The foreign ministry said Martin Kriener had 48 hours to leave for “interference” in Venezuela’s internal affairs. He had greeted Guaido at Caracas airport on his return to the country on Monday. Guaido said in a speech to opposition lawmakers that Kriener’s expulsion will be seen “as a threat to the free world.” Kriener was among more than a dozen foreign representatives to welcome the National Assembly leader recognized as interim president by more than 50 countries but so far the only one deemed “persona non grata”.
Kriener had helped to try to bring humanitarian aid to the country, he said, adding: “It seems that the Maduro regime does not forgive anyone who wants to help Venezuela.” Berlin protested the decision, Foreign Minister Heiko Maas saying that kicking Kriener out only “aggravates the situation”. Caracas “is sending a message to the international community that such frontal support would have consequences, but it also carries a risk,” said Venezuelan analyst Mariano de Alba. Meanwhile Washington tightened the screws on its campaign of sanctions to force Maduro from power, revoking the visas of 77 people linked to the regime, including officials and their families. “We will continue to hold all of the Maduro regime accountable until democracy and libertad (liberty) are fully restored,” US Vice President Mike Pence said in a speech.
Last week, Washington revoked 49 visas from Venezuelan figures. National Security Advisory John Bolton said the US also is putting foreign financial institutions on notice that they will face sanctions if they facilitate “illegitimate transactions that benefit Nicolas Maduro and his corrupt network.” The US is already trying to cripple Maduro’s access to finances via sanctions on state oil company PDVSA and handing control to Guaido of Venezuelan bank accounts in the United States. However, UN human rights chief Michelle Bachelet said sanctions have worsened Venezuela’s crippling economic and political crisis, which has forced 2.7 million people to flee since 2015.
“Venezuela clearly illustrates the way violations of civil and political rights including failure to uphold fundamental freedoms, and the independence of key institutions can accentuate a decline of economic and social rights,” said Bachelet, a former president of Chile. “This situation has been exacerbated by sanctions,” Bachelet said in her annual report to the Human Rights Council in Geneva. Maduro has repeatedly said his socialist government is the victim of an “economic war” driven by US “imperialism” with sanctions the weapon of choice to try to topple him.
Guaido, 35, returned home to a hero’s welcome on Monday, having defied a ban on leaving the country to embark on a 10-day tour of South American allies. He remains free despite the threat of arrest by the government. “They thought the pressure had reached its zenith, but it’s only just beginning,” Guaido told reporters. On Tuesday, a national holiday, he met public sector union leaders. “Public sector workers have lost practically all their rights, we have no other option but to call for a civic strike,” said Guaido, without giving further details. Maduro, meanwhile, pressed his supporters to hold “anti-imperialist” marches Saturday to counter fresh protests planned by Guaido.

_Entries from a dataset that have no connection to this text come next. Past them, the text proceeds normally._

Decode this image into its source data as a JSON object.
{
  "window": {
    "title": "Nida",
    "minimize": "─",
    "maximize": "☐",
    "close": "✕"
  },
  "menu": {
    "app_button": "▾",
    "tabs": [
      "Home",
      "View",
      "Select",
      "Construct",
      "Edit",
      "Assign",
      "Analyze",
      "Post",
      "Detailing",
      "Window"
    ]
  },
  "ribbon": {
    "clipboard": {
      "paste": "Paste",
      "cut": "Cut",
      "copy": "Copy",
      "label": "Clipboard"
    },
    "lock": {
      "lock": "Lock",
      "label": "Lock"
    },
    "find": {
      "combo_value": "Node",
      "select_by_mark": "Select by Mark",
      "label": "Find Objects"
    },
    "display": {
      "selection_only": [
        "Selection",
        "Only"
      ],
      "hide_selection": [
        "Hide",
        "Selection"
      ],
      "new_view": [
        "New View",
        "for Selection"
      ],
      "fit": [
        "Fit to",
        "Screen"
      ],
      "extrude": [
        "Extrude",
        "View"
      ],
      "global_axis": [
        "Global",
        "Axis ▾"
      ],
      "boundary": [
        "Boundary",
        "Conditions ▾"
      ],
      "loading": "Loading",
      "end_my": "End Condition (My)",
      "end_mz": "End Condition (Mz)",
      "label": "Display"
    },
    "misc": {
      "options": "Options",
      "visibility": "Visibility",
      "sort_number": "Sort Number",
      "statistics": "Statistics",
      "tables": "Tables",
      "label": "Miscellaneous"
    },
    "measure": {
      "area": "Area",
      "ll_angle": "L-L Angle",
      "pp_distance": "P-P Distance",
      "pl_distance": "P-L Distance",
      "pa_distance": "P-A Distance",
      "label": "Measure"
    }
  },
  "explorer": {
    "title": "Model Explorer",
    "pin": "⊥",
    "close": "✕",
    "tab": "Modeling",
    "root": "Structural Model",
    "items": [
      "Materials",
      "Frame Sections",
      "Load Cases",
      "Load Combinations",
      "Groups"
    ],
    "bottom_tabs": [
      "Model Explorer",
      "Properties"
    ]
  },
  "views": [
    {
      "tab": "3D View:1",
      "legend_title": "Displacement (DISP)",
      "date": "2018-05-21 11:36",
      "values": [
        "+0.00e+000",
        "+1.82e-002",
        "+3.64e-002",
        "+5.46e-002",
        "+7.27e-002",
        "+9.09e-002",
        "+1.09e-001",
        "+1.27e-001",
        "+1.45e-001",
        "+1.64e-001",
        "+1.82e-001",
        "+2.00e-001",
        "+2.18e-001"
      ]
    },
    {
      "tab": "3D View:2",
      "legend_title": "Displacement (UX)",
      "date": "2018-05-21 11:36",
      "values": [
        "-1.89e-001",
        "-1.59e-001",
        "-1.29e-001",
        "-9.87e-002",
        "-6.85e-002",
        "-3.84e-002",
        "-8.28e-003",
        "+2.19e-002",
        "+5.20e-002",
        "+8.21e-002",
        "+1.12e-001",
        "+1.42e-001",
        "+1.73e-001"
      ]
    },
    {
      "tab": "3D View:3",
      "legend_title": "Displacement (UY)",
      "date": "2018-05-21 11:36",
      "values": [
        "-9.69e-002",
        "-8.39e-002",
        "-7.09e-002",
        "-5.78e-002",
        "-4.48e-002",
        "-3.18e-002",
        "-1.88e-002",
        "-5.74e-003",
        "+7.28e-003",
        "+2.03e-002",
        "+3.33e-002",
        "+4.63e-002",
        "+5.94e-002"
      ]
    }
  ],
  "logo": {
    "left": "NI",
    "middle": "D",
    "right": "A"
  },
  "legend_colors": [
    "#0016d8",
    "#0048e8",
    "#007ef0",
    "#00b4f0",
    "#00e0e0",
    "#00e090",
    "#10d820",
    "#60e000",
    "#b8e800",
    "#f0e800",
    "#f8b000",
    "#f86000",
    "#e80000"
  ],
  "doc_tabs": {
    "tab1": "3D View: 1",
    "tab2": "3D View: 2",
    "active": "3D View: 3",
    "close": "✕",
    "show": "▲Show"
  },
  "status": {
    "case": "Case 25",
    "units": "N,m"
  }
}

“Today more than ever, we are victorious against the conspiracy, against blackmail, while a crazy minority continues with their hatred,” he said in his first public comments since Guaido’s return. When he returned to Caracas his latest challenge to Maduro’s authority Guaido announced to tens of thousands of supporters his plans for new protests on Saturday. He has vowed to set up a transitional government and hold new elections. As part of his challenge to Maduro, Guaido is attempting to take control of the state bureaucracy, which he considers to have been “kidnapped” through blackmail and persecution. Unions from the oil industry, basic services, state banks and local government took part in Tuesday’s meeting, union leader Ana Yanez said. “The public administration is practically paralyzed. In the town halls, people only go to work three days a week and even then barely half the day,” said Yanez.
In a speech at the mausoleum of his predecessor Hugo Chavez on the sixth anniversary of the socialist firebrand’s death, Maduro called on his supporters to take to the streets on Saturday. That date marks “four years since” then-US president Barack Obama first announced sanctions against the socialist government. Maduro has consistently called his own counter-demonstration every time Guaido announces a protest. During his travels, Guaido met Pence and the leaders of Colombia, Brazil, Argentina, Paraguay, Chile and Ecuador.